◆ DIRECTIONS FOR THIS TASK:
Go through the material below and count the lines in which the word "Recluse" occurs; the only output is the number.

◆ THE DATA:
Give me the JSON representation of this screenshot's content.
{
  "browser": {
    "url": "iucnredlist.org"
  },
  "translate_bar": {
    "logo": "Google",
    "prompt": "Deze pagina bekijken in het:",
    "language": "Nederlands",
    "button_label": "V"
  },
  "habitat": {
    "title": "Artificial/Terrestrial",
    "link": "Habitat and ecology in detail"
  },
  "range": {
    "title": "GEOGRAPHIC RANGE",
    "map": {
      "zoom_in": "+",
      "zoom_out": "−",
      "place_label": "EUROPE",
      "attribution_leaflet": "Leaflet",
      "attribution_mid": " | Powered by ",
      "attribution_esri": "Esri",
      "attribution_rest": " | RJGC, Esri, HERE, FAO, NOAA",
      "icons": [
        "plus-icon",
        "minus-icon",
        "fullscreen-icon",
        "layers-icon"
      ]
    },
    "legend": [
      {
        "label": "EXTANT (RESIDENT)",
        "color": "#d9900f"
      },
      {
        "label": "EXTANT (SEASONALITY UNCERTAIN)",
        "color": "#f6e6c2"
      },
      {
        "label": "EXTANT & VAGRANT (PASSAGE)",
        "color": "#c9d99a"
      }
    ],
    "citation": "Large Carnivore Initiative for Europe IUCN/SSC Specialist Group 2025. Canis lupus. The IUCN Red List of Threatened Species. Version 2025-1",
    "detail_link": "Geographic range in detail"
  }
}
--
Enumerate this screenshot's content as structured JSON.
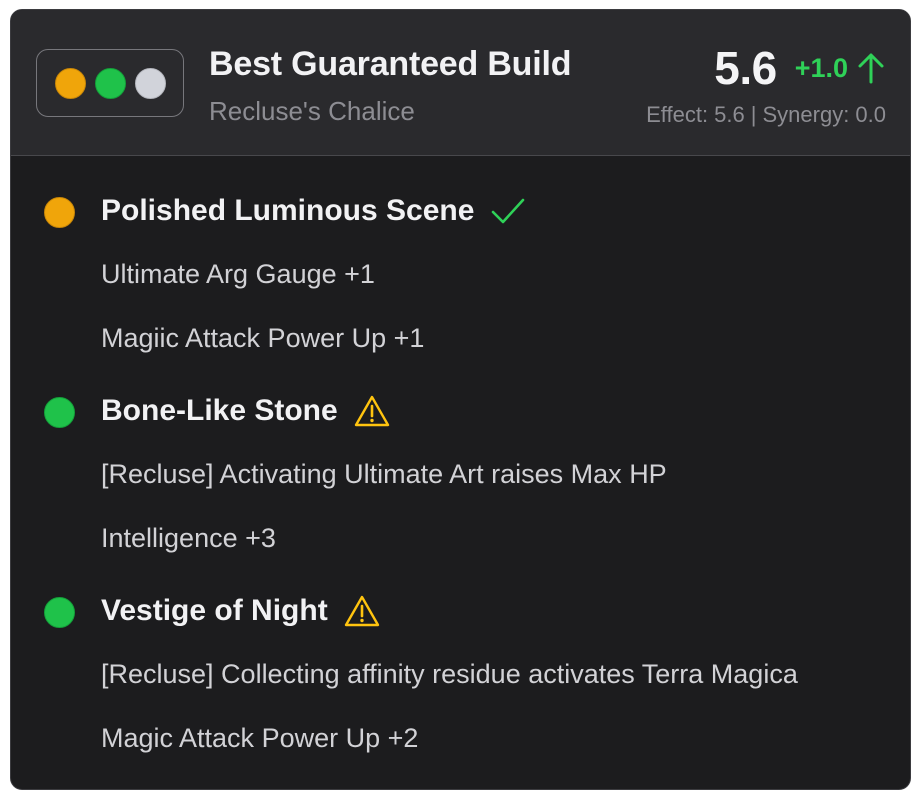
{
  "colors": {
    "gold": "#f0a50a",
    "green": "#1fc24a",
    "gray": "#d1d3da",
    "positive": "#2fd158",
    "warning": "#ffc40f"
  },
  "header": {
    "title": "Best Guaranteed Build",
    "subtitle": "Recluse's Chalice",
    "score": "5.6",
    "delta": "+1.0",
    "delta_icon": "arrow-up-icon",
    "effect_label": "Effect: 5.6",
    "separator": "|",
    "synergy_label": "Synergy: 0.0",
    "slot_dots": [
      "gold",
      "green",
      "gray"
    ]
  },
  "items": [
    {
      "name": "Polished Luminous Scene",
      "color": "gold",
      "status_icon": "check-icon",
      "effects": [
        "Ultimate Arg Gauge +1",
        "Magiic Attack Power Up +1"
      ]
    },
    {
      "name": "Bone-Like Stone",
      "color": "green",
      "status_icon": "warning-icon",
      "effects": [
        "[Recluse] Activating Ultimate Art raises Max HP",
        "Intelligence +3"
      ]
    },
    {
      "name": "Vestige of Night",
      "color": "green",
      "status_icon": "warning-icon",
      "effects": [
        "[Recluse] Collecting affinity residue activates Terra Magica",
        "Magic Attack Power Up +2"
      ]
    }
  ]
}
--
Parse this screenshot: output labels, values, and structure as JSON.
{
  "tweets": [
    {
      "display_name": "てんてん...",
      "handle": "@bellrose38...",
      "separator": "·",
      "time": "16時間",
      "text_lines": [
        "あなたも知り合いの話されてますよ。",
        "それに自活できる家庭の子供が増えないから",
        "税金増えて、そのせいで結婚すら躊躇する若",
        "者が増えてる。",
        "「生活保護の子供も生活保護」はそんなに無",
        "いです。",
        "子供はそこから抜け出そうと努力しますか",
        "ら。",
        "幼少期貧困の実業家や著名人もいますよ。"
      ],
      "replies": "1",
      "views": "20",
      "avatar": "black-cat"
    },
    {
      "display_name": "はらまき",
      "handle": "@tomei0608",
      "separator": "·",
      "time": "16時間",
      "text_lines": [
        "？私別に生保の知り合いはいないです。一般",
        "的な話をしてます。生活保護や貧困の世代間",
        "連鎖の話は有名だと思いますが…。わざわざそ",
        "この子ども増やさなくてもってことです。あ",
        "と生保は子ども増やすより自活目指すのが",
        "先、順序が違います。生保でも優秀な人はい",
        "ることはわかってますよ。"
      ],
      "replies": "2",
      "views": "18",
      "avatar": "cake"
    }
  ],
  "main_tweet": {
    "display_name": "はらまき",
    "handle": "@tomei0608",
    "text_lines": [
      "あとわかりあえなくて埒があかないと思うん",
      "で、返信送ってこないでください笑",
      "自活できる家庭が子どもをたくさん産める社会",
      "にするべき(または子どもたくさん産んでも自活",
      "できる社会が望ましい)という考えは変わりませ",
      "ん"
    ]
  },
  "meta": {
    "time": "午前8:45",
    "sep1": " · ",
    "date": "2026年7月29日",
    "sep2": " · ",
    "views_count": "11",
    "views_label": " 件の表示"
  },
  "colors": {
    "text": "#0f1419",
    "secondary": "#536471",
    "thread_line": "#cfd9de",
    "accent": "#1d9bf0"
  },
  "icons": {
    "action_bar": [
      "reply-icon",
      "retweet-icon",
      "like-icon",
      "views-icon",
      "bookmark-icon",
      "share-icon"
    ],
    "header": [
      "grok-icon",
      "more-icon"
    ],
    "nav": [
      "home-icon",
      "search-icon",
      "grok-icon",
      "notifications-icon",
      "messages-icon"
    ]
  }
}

◆ ANSWER BOX:
3